## Assignment:
Your task is to filter the data below down to the lines holding "JSON".
+ + + + + + +
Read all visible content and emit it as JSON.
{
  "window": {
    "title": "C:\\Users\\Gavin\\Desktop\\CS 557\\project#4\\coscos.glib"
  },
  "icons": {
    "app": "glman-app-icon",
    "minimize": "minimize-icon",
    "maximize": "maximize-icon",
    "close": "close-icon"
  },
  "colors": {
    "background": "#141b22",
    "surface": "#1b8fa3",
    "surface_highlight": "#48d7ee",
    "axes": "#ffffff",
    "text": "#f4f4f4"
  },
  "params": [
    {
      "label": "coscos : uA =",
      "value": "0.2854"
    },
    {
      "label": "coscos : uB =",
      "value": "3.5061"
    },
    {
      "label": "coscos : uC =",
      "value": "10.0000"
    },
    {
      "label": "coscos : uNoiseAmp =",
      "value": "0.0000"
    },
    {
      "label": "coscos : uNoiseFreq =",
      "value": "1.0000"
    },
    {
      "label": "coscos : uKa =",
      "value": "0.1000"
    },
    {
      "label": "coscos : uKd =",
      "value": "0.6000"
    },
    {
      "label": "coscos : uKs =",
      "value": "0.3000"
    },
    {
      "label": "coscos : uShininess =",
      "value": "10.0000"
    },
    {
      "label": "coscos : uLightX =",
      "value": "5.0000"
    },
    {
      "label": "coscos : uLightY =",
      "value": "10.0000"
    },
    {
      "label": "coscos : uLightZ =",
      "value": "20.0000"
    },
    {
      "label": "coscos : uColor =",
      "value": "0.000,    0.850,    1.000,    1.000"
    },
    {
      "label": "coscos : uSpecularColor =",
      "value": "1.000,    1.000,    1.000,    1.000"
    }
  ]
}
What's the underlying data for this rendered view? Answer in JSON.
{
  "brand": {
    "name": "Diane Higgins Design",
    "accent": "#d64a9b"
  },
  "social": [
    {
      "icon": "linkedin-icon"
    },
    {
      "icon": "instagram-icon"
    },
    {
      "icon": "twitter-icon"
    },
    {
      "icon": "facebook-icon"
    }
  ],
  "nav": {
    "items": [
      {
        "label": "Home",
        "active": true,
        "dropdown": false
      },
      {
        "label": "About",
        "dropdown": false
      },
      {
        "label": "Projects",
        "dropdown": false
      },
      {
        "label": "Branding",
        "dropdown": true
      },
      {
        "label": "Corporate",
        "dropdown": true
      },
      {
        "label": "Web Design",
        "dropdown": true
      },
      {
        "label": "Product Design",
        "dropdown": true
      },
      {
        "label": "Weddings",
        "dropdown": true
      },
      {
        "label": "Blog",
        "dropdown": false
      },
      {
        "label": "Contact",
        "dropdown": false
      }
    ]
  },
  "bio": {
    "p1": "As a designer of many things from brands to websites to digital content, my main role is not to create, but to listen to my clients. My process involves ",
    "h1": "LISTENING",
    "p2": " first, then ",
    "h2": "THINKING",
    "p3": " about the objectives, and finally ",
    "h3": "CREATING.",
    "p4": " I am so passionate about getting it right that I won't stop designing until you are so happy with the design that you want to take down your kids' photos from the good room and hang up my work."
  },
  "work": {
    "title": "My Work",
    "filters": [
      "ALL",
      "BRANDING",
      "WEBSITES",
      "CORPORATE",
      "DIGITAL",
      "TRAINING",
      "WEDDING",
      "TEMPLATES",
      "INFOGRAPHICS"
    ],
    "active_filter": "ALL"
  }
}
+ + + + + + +
## Reply to the exercise:
Read all visible content and emit it as JSON.
What's the underlying data for this rendered view? Answer in JSON.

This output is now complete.